[[ Extracted records open ]]
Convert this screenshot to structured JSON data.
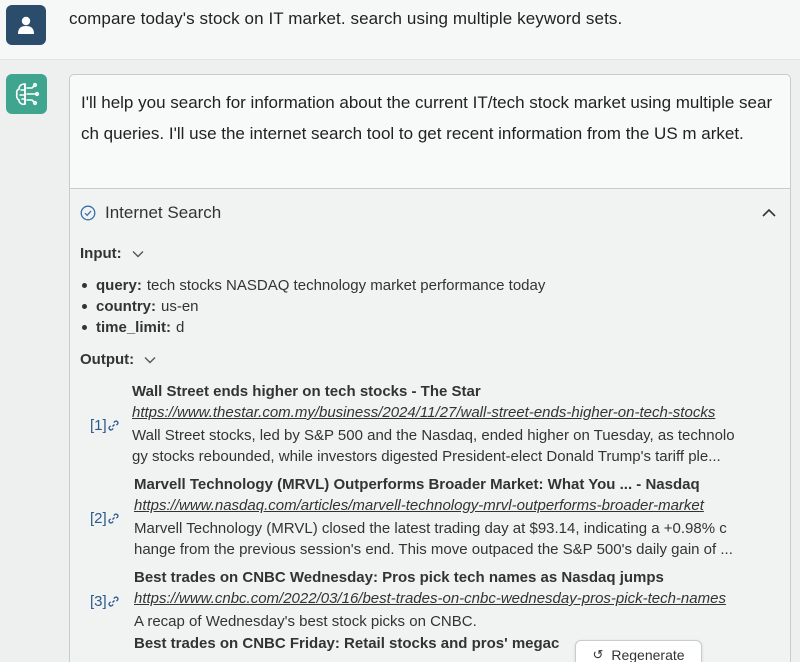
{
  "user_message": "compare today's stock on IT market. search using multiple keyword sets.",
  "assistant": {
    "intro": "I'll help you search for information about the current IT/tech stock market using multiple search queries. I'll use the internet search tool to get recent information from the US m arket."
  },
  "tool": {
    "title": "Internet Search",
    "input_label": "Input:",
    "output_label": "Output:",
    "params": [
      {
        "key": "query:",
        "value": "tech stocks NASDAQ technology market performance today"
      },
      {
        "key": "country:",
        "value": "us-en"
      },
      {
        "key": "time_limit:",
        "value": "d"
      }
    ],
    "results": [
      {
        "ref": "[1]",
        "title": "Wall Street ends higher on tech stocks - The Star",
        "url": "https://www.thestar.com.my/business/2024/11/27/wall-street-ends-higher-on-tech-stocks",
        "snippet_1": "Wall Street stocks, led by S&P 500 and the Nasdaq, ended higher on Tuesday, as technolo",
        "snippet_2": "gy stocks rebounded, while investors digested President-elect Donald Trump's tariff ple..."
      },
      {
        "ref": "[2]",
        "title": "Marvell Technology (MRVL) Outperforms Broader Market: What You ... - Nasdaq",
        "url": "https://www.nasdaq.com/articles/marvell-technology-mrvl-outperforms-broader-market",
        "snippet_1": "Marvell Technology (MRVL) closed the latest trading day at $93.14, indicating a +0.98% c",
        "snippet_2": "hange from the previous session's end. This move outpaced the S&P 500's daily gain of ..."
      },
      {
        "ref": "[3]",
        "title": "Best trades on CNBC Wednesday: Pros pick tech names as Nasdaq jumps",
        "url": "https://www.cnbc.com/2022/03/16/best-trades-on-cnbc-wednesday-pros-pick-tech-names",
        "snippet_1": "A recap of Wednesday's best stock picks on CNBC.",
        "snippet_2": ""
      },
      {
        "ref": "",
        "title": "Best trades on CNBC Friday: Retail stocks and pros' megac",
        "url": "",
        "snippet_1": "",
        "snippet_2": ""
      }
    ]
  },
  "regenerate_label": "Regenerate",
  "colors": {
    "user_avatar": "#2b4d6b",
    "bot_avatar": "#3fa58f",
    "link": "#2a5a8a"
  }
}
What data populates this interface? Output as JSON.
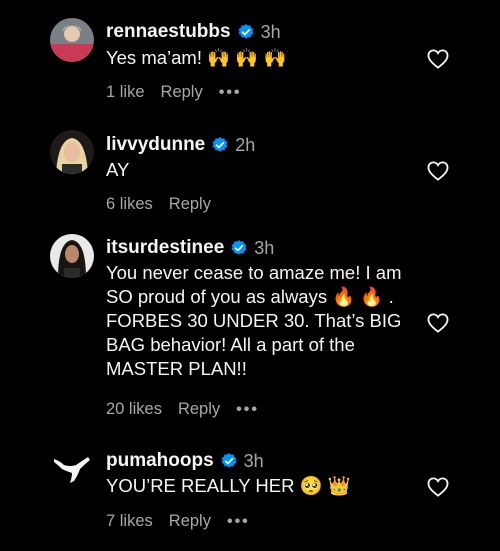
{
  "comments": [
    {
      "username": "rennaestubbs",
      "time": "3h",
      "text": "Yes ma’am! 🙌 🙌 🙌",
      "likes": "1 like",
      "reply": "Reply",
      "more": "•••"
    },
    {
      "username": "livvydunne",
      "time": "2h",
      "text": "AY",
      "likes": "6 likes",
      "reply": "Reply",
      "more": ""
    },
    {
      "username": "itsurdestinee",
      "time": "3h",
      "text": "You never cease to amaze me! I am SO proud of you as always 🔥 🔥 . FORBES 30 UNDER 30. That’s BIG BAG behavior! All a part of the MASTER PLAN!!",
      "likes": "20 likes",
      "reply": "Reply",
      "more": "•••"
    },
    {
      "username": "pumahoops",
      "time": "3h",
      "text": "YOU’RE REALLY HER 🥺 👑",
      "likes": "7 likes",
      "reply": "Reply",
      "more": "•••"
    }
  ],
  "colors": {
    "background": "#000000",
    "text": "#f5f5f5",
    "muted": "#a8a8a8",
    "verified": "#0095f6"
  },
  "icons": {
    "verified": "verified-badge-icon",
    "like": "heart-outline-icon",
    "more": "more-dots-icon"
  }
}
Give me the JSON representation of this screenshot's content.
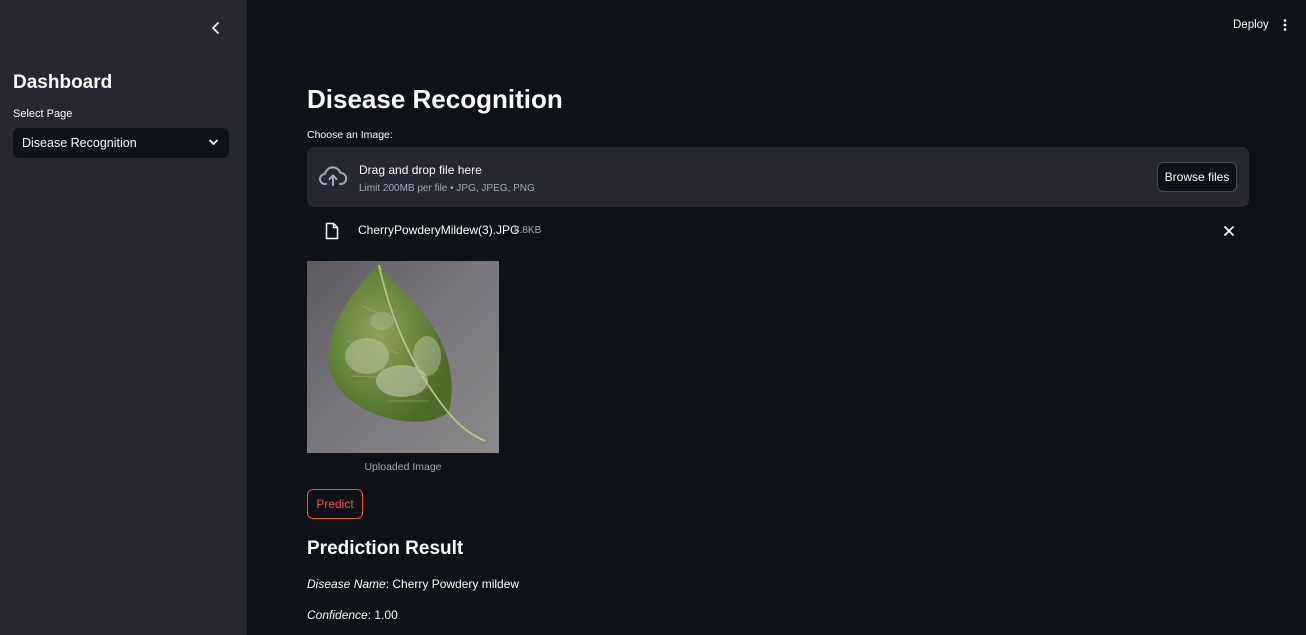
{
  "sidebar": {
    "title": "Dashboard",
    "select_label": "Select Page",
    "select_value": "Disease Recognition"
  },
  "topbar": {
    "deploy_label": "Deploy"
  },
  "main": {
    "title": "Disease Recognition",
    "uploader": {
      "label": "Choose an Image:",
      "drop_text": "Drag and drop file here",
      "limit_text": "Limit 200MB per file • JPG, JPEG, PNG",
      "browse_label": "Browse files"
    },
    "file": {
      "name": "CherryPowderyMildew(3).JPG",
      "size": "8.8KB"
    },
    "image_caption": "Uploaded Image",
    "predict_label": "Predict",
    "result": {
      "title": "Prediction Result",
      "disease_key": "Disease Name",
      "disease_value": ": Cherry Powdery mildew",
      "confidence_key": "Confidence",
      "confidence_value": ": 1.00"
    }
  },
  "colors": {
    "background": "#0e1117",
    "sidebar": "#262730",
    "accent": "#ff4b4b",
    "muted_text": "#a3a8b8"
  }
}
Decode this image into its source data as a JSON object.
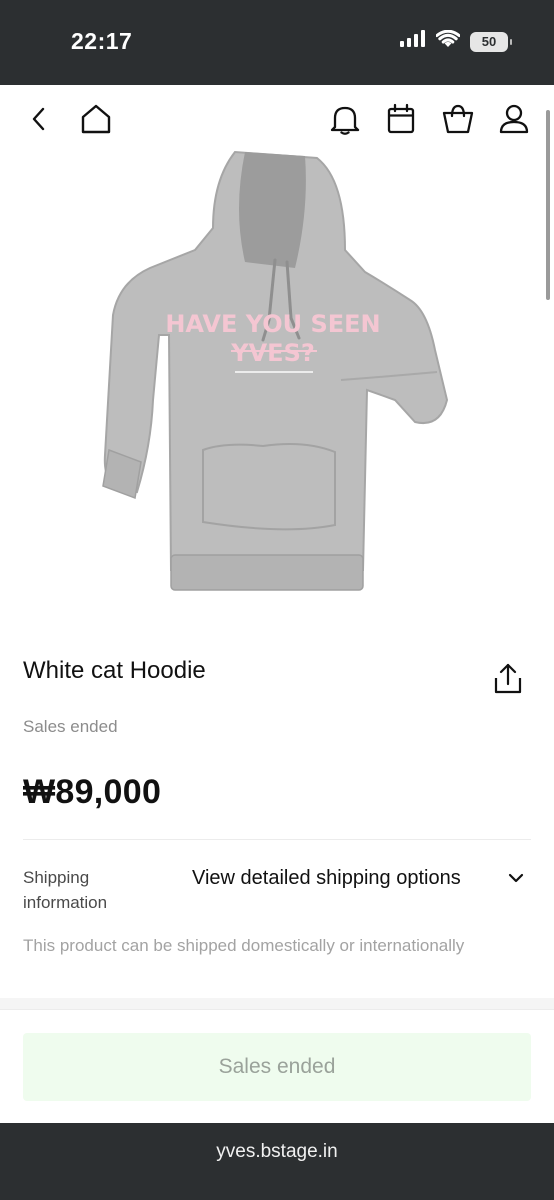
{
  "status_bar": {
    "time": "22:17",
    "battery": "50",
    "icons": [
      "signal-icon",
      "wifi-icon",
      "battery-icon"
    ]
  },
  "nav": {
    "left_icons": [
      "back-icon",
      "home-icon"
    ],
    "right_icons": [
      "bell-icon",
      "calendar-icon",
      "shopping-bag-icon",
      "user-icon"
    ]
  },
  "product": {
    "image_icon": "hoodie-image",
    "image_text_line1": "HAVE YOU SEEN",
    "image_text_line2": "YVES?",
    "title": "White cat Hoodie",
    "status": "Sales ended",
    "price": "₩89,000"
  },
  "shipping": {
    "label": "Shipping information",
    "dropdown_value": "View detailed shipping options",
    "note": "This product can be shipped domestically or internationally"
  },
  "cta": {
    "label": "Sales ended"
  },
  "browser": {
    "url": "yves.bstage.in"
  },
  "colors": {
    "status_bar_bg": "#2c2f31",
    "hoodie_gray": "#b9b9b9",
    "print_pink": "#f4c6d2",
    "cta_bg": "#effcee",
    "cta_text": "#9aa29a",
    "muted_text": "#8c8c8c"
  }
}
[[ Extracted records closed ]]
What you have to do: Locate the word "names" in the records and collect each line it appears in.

Completed task:
        "title": "Best trades on CNBC Wednesday: Pros pick tech names as Nasdaq jumps",
        "url": "https://www.cnbc.com/2022/03/16/best-trades-on-cnbc-wednesday-pros-pick-tech-names",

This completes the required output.